- _Prompt_: Keep every line of the data below that has the string "likes" and present those lines.

- _Data provided_:
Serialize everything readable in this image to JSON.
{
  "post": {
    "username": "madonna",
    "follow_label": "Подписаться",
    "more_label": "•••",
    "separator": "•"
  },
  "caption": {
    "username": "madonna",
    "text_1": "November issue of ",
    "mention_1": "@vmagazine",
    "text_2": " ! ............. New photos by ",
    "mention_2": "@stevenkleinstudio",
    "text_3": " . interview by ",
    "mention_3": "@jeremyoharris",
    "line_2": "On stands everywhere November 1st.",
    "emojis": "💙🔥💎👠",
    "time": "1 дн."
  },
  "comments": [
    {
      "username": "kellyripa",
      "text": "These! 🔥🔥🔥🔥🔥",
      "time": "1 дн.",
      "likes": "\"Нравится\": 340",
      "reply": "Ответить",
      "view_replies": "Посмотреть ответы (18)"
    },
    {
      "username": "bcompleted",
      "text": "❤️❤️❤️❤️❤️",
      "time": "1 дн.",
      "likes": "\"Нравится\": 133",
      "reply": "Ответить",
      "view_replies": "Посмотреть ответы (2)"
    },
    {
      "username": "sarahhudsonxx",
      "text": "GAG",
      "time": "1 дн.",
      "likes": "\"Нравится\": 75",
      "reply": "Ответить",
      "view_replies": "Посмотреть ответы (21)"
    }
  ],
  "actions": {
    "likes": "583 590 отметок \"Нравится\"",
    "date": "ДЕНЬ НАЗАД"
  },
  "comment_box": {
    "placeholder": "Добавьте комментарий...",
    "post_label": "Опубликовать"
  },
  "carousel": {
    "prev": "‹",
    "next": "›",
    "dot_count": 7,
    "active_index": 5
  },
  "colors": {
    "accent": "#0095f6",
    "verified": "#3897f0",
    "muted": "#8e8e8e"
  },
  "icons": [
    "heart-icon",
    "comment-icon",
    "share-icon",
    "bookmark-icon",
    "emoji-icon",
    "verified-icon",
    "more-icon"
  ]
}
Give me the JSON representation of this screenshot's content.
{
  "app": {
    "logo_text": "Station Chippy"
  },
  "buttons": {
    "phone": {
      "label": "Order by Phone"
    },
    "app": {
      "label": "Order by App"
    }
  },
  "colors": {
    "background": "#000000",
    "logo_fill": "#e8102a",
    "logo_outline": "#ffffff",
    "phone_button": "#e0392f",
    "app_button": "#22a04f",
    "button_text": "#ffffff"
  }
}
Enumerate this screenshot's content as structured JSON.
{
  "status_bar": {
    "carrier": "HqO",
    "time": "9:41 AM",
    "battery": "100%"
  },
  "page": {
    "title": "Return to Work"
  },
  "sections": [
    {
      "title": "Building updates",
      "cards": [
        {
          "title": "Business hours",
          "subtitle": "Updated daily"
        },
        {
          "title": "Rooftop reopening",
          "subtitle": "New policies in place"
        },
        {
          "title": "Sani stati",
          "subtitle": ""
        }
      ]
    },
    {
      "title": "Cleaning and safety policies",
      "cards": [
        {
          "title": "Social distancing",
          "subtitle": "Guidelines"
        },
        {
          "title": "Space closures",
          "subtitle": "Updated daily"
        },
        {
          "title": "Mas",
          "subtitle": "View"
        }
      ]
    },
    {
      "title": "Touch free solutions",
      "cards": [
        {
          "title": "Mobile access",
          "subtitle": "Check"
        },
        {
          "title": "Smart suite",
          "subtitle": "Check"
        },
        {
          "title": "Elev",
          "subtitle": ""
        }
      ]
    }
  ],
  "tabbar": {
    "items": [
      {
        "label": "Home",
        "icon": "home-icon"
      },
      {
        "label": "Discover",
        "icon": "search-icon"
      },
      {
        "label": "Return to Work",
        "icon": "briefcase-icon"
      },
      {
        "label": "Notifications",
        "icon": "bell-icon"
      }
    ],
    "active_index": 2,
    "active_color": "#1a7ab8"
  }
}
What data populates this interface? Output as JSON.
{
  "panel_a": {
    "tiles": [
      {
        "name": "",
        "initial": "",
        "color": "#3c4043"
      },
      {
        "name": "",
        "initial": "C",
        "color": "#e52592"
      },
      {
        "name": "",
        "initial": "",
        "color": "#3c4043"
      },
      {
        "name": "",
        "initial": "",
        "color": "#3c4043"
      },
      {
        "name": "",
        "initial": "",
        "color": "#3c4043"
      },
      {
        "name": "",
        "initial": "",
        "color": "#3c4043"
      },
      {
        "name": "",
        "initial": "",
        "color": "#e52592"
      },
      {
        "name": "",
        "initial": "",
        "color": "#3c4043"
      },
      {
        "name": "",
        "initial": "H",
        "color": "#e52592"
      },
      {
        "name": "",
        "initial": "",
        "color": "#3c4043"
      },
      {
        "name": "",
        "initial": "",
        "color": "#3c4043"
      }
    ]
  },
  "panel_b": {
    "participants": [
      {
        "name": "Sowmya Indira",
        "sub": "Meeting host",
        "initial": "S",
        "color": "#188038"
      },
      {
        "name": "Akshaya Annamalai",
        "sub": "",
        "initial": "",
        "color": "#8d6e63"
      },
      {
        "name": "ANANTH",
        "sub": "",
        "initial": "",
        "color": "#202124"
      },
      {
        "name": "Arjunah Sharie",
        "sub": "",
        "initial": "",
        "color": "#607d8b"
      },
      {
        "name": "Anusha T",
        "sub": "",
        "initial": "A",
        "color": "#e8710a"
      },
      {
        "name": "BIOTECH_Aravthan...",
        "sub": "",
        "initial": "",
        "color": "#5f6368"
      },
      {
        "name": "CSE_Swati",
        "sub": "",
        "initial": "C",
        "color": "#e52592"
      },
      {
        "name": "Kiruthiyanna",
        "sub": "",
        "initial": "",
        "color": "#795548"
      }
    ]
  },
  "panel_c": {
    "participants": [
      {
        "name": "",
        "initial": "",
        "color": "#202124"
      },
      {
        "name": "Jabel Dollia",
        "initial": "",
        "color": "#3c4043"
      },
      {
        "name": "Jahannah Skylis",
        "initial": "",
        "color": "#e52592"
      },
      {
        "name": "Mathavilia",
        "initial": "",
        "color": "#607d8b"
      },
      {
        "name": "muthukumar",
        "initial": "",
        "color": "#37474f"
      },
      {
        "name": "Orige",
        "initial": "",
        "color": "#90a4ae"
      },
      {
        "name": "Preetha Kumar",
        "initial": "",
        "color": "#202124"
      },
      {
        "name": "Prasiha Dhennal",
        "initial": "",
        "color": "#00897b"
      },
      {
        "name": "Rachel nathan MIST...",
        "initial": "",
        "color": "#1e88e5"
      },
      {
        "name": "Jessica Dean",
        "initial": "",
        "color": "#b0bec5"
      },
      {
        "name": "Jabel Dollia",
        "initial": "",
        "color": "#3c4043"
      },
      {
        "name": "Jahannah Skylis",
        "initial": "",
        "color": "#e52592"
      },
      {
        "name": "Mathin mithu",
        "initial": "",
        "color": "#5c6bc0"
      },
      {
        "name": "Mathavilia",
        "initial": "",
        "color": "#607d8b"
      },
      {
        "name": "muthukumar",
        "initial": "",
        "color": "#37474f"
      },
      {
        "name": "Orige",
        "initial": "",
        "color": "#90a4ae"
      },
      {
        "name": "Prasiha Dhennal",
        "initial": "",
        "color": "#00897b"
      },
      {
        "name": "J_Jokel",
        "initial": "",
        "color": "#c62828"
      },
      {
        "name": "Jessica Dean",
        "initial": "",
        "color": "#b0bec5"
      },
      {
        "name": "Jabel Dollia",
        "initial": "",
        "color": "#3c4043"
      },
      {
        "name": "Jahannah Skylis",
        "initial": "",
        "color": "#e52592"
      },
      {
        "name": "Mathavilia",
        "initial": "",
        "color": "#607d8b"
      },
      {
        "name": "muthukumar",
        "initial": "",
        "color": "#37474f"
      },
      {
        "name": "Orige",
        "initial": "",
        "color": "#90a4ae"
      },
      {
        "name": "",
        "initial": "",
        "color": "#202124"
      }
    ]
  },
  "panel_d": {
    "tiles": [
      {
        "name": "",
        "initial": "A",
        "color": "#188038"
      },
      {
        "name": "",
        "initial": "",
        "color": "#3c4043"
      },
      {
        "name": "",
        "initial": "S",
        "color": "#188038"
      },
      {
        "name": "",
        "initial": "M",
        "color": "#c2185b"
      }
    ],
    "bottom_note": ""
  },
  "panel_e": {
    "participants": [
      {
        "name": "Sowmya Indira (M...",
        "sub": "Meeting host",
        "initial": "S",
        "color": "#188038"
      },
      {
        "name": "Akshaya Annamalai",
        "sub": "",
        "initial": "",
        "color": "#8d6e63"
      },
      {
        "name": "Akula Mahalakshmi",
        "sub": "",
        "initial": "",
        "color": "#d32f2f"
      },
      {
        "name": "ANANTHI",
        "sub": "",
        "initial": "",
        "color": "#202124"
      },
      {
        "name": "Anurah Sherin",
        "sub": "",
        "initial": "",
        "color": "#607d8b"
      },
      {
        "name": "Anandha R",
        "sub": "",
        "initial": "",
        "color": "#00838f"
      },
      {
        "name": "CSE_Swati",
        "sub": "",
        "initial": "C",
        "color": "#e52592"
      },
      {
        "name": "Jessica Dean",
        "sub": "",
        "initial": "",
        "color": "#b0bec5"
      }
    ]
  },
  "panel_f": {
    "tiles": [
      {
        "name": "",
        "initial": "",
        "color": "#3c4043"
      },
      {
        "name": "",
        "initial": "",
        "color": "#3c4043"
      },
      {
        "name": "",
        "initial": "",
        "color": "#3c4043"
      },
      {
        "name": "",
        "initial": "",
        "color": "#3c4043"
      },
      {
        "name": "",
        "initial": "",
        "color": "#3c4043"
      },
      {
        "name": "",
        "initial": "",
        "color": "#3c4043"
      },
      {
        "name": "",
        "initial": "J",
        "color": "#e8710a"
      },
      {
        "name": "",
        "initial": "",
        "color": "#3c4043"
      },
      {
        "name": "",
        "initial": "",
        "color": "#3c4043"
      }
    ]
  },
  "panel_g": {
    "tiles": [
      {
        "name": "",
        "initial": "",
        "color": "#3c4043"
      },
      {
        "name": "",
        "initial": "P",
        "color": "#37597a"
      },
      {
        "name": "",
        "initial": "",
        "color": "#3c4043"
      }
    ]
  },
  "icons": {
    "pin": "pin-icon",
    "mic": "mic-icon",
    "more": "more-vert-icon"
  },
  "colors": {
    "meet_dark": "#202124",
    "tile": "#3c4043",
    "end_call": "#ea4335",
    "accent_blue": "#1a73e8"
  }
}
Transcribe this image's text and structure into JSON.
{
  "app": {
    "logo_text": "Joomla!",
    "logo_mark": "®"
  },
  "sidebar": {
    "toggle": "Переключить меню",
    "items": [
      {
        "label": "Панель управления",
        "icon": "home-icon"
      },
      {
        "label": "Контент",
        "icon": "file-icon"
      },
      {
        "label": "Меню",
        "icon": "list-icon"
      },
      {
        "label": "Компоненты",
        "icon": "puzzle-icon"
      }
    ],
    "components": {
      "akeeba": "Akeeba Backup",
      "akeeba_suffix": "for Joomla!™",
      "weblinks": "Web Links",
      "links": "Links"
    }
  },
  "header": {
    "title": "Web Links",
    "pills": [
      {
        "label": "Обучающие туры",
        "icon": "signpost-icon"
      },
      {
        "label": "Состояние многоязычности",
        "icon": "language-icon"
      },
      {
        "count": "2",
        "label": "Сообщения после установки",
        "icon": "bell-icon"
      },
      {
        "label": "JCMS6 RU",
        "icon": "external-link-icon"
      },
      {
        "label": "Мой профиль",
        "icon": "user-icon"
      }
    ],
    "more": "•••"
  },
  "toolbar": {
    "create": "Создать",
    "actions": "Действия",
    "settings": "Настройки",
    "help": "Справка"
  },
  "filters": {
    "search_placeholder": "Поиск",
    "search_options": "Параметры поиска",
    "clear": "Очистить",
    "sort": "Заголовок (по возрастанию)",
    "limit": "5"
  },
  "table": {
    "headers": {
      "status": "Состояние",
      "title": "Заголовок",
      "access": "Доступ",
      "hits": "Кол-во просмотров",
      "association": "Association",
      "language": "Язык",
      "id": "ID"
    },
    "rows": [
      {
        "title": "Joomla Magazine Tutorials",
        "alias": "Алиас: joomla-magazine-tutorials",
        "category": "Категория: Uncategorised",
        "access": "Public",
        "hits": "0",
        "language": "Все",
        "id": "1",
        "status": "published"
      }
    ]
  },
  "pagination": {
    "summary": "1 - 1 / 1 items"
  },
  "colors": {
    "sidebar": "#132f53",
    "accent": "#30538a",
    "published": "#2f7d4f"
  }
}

- _Reply to the task_:
      "likes": "\"Нравится\": 340",
      "likes": "\"Нравится\": 133",
      "likes": "\"Нравится\": 75",
    "likes": "583 590 отметок \"Нравится\"",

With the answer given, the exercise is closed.